> [ABOUT THIS EXERCISE] For each record below, set it down exactly but leave out any picture.

Website and app data records
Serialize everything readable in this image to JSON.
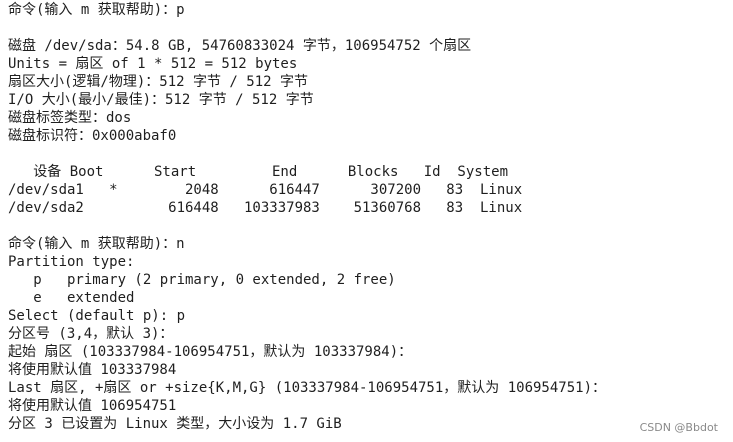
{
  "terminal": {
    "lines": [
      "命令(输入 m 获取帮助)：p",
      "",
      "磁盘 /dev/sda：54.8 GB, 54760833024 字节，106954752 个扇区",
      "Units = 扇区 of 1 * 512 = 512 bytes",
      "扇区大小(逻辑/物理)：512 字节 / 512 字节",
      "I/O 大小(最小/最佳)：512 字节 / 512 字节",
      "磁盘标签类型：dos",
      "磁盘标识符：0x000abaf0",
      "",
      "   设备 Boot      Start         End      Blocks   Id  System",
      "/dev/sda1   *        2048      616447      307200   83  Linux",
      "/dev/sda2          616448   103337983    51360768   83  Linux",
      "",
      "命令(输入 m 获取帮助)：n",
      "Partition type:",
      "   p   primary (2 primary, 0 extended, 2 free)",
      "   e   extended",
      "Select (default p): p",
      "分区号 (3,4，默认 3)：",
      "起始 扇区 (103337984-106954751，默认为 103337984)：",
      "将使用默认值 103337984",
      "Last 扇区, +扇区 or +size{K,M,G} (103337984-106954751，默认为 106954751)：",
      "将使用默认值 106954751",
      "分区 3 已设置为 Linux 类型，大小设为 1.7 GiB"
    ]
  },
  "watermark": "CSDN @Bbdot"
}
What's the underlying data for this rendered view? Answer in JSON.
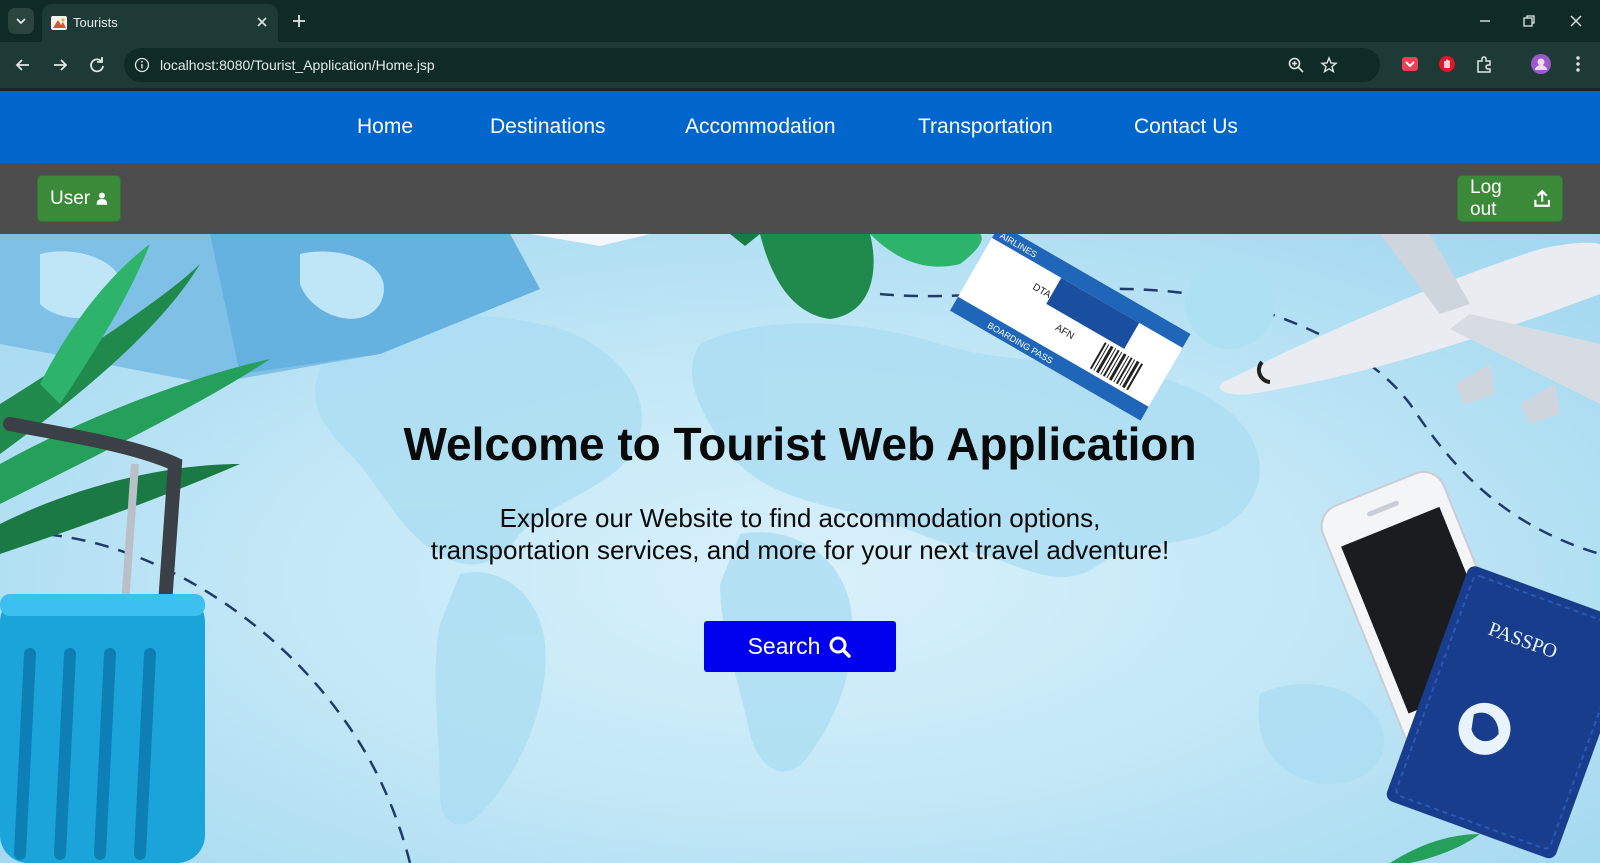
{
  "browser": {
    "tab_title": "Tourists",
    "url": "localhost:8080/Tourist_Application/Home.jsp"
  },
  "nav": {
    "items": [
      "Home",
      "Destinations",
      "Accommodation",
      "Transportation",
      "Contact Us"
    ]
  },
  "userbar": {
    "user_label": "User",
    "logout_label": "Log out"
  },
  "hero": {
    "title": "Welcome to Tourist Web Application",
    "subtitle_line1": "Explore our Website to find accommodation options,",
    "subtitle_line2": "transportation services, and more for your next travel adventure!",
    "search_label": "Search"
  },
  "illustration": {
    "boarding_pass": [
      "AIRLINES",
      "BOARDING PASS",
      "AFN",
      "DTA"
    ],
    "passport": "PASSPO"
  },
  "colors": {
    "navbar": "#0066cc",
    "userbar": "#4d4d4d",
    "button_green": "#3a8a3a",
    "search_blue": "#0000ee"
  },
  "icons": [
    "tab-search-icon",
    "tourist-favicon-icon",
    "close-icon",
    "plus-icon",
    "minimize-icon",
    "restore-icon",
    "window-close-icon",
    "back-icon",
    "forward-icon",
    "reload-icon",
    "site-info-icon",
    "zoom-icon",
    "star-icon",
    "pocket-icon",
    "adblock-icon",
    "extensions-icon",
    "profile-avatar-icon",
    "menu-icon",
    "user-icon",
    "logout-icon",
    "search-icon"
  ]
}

> [WRITTEN RESPONSE]
Serialize everything readable in this image to JSON.
{
  "terminal": {
    "lines": [
      "命令(输入 m 获取帮助)：p",
      "",
      "磁盘 /dev/sda：54.8 GB, 54760833024 字节，106954752 个扇区",
      "Units = 扇区 of 1 * 512 = 512 bytes",
      "扇区大小(逻辑/物理)：512 字节 / 512 字节",
      "I/O 大小(最小/最佳)：512 字节 / 512 字节",
      "磁盘标签类型：dos",
      "磁盘标识符：0x000abaf0",
      "",
      "   设备 Boot      Start         End      Blocks   Id  System",
      "/dev/sda1   *        2048      616447      307200   83  Linux",
      "/dev/sda2          616448   103337983    51360768   83  Linux",
      "",
      "命令(输入 m 获取帮助)：n",
      "Partition type:",
      "   p   primary (2 primary, 0 extended, 2 free)",
      "   e   extended",
      "Select (default p): p",
      "分区号 (3,4，默认 3)：",
      "起始 扇区 (103337984-106954751，默认为 103337984)：",
      "将使用默认值 103337984",
      "Last 扇区, +扇区 or +size{K,M,G} (103337984-106954751，默认为 106954751)：",
      "将使用默认值 106954751",
      "分区 3 已设置为 Linux 类型，大小设为 1.7 GiB"
    ]
  },
  "watermark": "CSDN @Bbdot"
}
What's the underlying data for this rendered view? Answer in JSON.
{
  "browser": {
    "tab_title": "Tourists",
    "url": "localhost:8080/Tourist_Application/Home.jsp"
  },
  "nav": {
    "items": [
      "Home",
      "Destinations",
      "Accommodation",
      "Transportation",
      "Contact Us"
    ]
  },
  "userbar": {
    "user_label": "User",
    "logout_label": "Log out"
  },
  "hero": {
    "title": "Welcome to Tourist Web Application",
    "subtitle_line1": "Explore our Website to find accommodation options,",
    "subtitle_line2": "transportation services, and more for your next travel adventure!",
    "search_label": "Search"
  },
  "illustration": {
    "boarding_pass": [
      "AIRLINES",
      "BOARDING PASS",
      "AFN",
      "DTA"
    ],
    "passport": "PASSPO"
  },
  "colors": {
    "navbar": "#0066cc",
    "userbar": "#4d4d4d",
    "button_green": "#3a8a3a",
    "search_blue": "#0000ee"
  },
  "icons": [
    "tab-search-icon",
    "tourist-favicon-icon",
    "close-icon",
    "plus-icon",
    "minimize-icon",
    "restore-icon",
    "window-close-icon",
    "back-icon",
    "forward-icon",
    "reload-icon",
    "site-info-icon",
    "zoom-icon",
    "star-icon",
    "pocket-icon",
    "adblock-icon",
    "extensions-icon",
    "profile-avatar-icon",
    "menu-icon",
    "user-icon",
    "logout-icon",
    "search-icon"
  ]
}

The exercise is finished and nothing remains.